### [Description of the task]
From first line to last, output the records below exactly.

(Page and application data records)
-=-=-=-=-
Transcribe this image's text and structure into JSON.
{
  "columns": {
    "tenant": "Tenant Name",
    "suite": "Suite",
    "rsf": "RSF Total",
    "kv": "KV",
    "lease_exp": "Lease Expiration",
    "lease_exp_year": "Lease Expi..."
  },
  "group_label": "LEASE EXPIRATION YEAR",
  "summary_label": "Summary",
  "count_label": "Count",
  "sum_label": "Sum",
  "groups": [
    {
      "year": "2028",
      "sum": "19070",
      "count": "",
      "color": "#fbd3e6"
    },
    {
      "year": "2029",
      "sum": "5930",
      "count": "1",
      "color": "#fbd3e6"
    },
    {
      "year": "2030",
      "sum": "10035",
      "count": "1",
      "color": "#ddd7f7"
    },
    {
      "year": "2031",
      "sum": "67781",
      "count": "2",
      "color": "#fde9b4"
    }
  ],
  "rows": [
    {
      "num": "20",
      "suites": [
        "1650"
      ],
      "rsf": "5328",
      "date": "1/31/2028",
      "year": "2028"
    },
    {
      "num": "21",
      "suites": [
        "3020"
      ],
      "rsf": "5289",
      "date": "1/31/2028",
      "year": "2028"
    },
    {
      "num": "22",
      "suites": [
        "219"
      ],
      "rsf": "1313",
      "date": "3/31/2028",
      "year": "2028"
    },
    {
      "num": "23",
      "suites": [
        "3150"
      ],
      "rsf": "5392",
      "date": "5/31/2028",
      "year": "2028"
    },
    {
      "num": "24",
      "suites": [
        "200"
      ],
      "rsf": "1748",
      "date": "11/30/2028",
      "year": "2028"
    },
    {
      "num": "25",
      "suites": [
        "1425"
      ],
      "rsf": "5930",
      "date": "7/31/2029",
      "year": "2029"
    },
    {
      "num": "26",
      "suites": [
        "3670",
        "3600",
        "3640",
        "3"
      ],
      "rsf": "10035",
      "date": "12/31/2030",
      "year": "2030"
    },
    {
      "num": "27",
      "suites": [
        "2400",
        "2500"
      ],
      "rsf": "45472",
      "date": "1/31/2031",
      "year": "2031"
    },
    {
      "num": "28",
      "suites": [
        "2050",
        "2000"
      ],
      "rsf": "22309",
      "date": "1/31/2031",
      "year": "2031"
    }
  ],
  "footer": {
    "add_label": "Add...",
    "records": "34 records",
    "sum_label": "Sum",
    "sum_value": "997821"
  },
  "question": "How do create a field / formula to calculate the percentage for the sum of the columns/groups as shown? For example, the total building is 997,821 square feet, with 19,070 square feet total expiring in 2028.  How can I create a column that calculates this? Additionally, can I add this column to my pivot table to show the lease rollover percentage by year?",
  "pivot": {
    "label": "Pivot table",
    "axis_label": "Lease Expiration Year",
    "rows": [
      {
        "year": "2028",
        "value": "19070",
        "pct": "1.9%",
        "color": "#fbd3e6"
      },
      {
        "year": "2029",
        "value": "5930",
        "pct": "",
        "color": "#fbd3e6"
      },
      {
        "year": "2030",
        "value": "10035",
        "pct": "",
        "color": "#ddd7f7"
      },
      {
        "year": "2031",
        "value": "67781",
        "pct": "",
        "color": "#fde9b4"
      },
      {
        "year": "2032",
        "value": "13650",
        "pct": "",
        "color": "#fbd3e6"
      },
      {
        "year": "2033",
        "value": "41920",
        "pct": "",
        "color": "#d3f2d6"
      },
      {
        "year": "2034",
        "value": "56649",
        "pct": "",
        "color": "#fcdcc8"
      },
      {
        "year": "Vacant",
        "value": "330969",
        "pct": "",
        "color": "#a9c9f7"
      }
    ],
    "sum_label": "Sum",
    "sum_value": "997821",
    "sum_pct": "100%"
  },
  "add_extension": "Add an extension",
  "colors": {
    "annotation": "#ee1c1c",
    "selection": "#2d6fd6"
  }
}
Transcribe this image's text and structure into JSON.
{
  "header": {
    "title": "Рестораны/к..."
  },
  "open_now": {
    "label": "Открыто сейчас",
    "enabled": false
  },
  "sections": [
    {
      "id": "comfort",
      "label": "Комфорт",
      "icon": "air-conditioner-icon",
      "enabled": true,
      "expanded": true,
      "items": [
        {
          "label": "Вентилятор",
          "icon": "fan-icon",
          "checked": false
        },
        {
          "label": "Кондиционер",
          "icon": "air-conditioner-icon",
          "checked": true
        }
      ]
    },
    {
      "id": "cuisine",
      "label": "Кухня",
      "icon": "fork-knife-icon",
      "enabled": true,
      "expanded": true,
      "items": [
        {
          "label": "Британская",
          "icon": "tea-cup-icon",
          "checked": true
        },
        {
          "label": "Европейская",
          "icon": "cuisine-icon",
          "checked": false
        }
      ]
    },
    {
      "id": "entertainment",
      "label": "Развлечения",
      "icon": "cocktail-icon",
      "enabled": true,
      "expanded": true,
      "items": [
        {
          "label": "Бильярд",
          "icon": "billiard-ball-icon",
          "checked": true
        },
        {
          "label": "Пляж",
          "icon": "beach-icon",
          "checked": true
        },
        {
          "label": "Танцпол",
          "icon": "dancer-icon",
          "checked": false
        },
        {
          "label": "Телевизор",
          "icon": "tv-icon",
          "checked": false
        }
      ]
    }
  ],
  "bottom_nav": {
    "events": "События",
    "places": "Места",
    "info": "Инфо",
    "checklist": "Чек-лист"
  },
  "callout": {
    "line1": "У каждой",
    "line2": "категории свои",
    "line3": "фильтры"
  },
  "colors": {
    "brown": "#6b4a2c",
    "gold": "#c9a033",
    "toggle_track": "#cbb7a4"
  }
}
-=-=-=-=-
### [Solution]
Transcribe this image's text and structure into JSON.
{
  "columns": {
    "tenant": "Tenant Name",
    "suite": "Suite",
    "rsf": "RSF Total",
    "kv": "KV",
    "lease_exp": "Lease Expiration",
    "lease_exp_year": "Lease Expi..."
  },
  "group_label": "LEASE EXPIRATION YEAR",
  "summary_label": "Summary",
  "count_label": "Count",
  "sum_label": "Sum",
  "groups": [
    {
      "year": "2028",
      "sum": "19070",
      "count": "",
      "color": "#fbd3e6"
    },
    {
      "year": "2029",
      "sum": "5930",
      "count": "1",
      "color": "#fbd3e6"
    },
    {
      "year": "2030",
      "sum": "10035",
      "count": "1",
      "color": "#ddd7f7"
    },
    {
      "year": "2031",
      "sum": "67781",
      "count": "2",
      "color": "#fde9b4"
    }
  ],
  "rows": [
    {
      "num": "20",
      "suites": [
        "1650"
      ],
      "rsf": "5328",
      "date": "1/31/2028",
      "year": "2028"
    },
    {
      "num": "21",
      "suites": [
        "3020"
      ],
      "rsf": "5289",
      "date": "1/31/2028",
      "year": "2028"
    },
    {
      "num": "22",
      "suites": [
        "219"
      ],
      "rsf": "1313",
      "date": "3/31/2028",
      "year": "2028"
    },
    {
      "num": "23",
      "suites": [
        "3150"
      ],
      "rsf": "5392",
      "date": "5/31/2028",
      "year": "2028"
    },
    {
      "num": "24",
      "suites": [
        "200"
      ],
      "rsf": "1748",
      "date": "11/30/2028",
      "year": "2028"
    },
    {
      "num": "25",
      "suites": [
        "1425"
      ],
      "rsf": "5930",
      "date": "7/31/2029",
      "year": "2029"
    },
    {
      "num": "26",
      "suites": [
        "3670",
        "3600",
        "3640",
        "3"
      ],
      "rsf": "10035",
      "date": "12/31/2030",
      "year": "2030"
    },
    {
      "num": "27",
      "suites": [
        "2400",
        "2500"
      ],
      "rsf": "45472",
      "date": "1/31/2031",
      "year": "2031"
    },
    {
      "num": "28",
      "suites": [
        "2050",
        "2000"
      ],
      "rsf": "22309",
      "date": "1/31/2031",
      "year": "2031"
    }
  ],
  "footer": {
    "add_label": "Add...",
    "records": "34 records",
    "sum_label": "Sum",
    "sum_value": "997821"
  },
  "question": "How do create a field / formula to calculate the percentage for the sum of the columns/groups as shown? For example, the total building is 997,821 square feet, with 19,070 square feet total expiring in 2028.  How can I create a column that calculates this? Additionally, can I add this column to my pivot table to show the lease rollover percentage by year?",
  "pivot": {
    "label": "Pivot table",
    "axis_label": "Lease Expiration Year",
    "rows": [
      {
        "year": "2028",
        "value": "19070",
        "pct": "1.9%",
        "color": "#fbd3e6"
      },
      {
        "year": "2029",
        "value": "5930",
        "pct": "",
        "color": "#fbd3e6"
      },
      {
        "year": "2030",
        "value": "10035",
        "pct": "",
        "color": "#ddd7f7"
      },
      {
        "year": "2031",
        "value": "67781",
        "pct": "",
        "color": "#fde9b4"
      },
      {
        "year": "2032",
        "value": "13650",
        "pct": "",
        "color": "#fbd3e6"
      },
      {
        "year": "2033",
        "value": "41920",
        "pct": "",
        "color": "#d3f2d6"
      },
      {
        "year": "2034",
        "value": "56649",
        "pct": "",
        "color": "#fcdcc8"
      },
      {
        "year": "Vacant",
        "value": "330969",
        "pct": "",
        "color": "#a9c9f7"
      }
    ],
    "sum_label": "Sum",
    "sum_value": "997821",
    "sum_pct": "100%"
  },
  "add_extension": "Add an extension",
  "colors": {
    "annotation": "#ee1c1c",
    "selection": "#2d6fd6"
  }
}
Transcribe this image's text and structure into JSON.
{
  "header": {
    "title": "Рестораны/к..."
  },
  "open_now": {
    "label": "Открыто сейчас",
    "enabled": false
  },
  "sections": [
    {
      "id": "comfort",
      "label": "Комфорт",
      "icon": "air-conditioner-icon",
      "enabled": true,
      "expanded": true,
      "items": [
        {
          "label": "Вентилятор",
          "icon": "fan-icon",
          "checked": false
        },
        {
          "label": "Кондиционер",
          "icon": "air-conditioner-icon",
          "checked": true
        }
      ]
    },
    {
      "id": "cuisine",
      "label": "Кухня",
      "icon": "fork-knife-icon",
      "enabled": true,
      "expanded": true,
      "items": [
        {
          "label": "Британская",
          "icon": "tea-cup-icon",
          "checked": true
        },
        {
          "label": "Европейская",
          "icon": "cuisine-icon",
          "checked": false
        }
      ]
    },
    {
      "id": "entertainment",
      "label": "Развлечения",
      "icon": "cocktail-icon",
      "enabled": true,
      "expanded": true,
      "items": [
        {
          "label": "Бильярд",
          "icon": "billiard-ball-icon",
          "checked": true
        },
        {
          "label": "Пляж",
          "icon": "beach-icon",
          "checked": true
        },
        {
          "label": "Танцпол",
          "icon": "dancer-icon",
          "checked": false
        },
        {
          "label": "Телевизор",
          "icon": "tv-icon",
          "checked": false
        }
      ]
    }
  ],
  "bottom_nav": {
    "events": "События",
    "places": "Места",
    "info": "Инфо",
    "checklist": "Чек-лист"
  },
  "callout": {
    "line1": "У каждой",
    "line2": "категории свои",
    "line3": "фильтры"
  },
  "colors": {
    "brown": "#6b4a2c",
    "gold": "#c9a033",
    "toggle_track": "#cbb7a4"
  }
}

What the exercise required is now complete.